Work item: Show each line of the listing in which the word "title" occurs.

Data shown:
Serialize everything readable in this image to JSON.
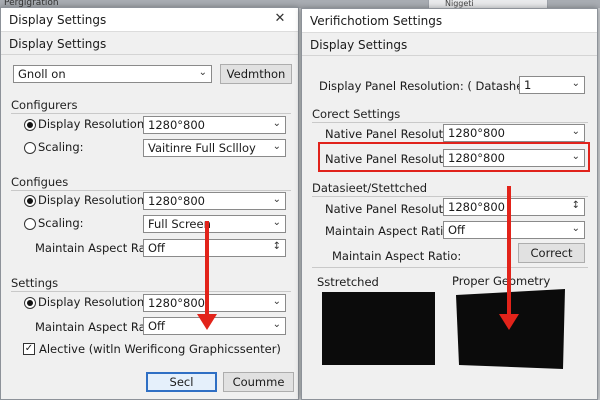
{
  "background": {
    "top_label": "Pergigration",
    "tab_label": "Niggeti"
  },
  "left_window": {
    "title": "Display Settings",
    "close_glyph": "✕",
    "subheader": "Display Settings",
    "top_combo": {
      "value": "Gnoll on"
    },
    "top_button": "Vedmthon",
    "groups": [
      {
        "title": "Configurers",
        "rows": [
          {
            "label": "Display Resolution:",
            "value": "1280°800",
            "radio": "selected"
          },
          {
            "label": "Scaling:",
            "value": "Vaitinre Full Scllloy",
            "radio": "unselected"
          }
        ]
      },
      {
        "title": "Configues",
        "rows": [
          {
            "label": "Display Resolution:",
            "value": "1280°800",
            "radio": "selected"
          },
          {
            "label": "Scaling:",
            "value": "Full Screen",
            "radio": "unselected"
          },
          {
            "label": "Maintain Aspect Ratio:",
            "value": "Off"
          }
        ]
      },
      {
        "title": "Settings",
        "rows": [
          {
            "label": "Display Resolution:",
            "value": "1280°800",
            "radio": "selected"
          },
          {
            "label": "Maintain Aspect Ratio:",
            "value": "Off"
          }
        ]
      }
    ],
    "checkbox": {
      "label": "Alective (witln Werificong Graphicssenter)",
      "checked": true,
      "glyph": "✓"
    },
    "buttons": {
      "primary": "Secl",
      "secondary": "Coumme"
    }
  },
  "right_window": {
    "title": "Verifichotiom Settings",
    "subheader": "Display Settings",
    "panel_res": {
      "label": "Display Panel Resolution: ( Datasheet",
      "value": "1"
    },
    "correct_group": {
      "title": "Corect Settings",
      "rows": [
        {
          "label": "Native Panel Resolution:",
          "value": "1280°800"
        },
        {
          "label": "Native Panel Resolution:",
          "value": "1280°800"
        }
      ]
    },
    "datasheet_group": {
      "title": "Datasieet/Stettched",
      "rows": [
        {
          "label": "Native Panel Resolution:",
          "value": "1280°800"
        },
        {
          "label": "Maintain Aspect Ratio:",
          "value": "Off"
        },
        {
          "label": "Maintain Aspect Ratio:",
          "button": "Correct"
        }
      ]
    },
    "preview_stretched": "Sstretched",
    "preview_proper": "Proper Geometry"
  },
  "glyphs": {
    "chevron": "⌄",
    "spin": "↕"
  },
  "colors": {
    "highlight": "#e0221b",
    "arrow": "#e2231a",
    "default_button_border": "#2f6fc4"
  }
}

Output for this task:
    "title": "Display Settings",
        "title": "Configurers",
        "title": "Configues",
        "title": "Settings",
    "title": "Verifichotiom Settings",
      "title": "Corect Settings",
      "title": "Datasieet/Stettched",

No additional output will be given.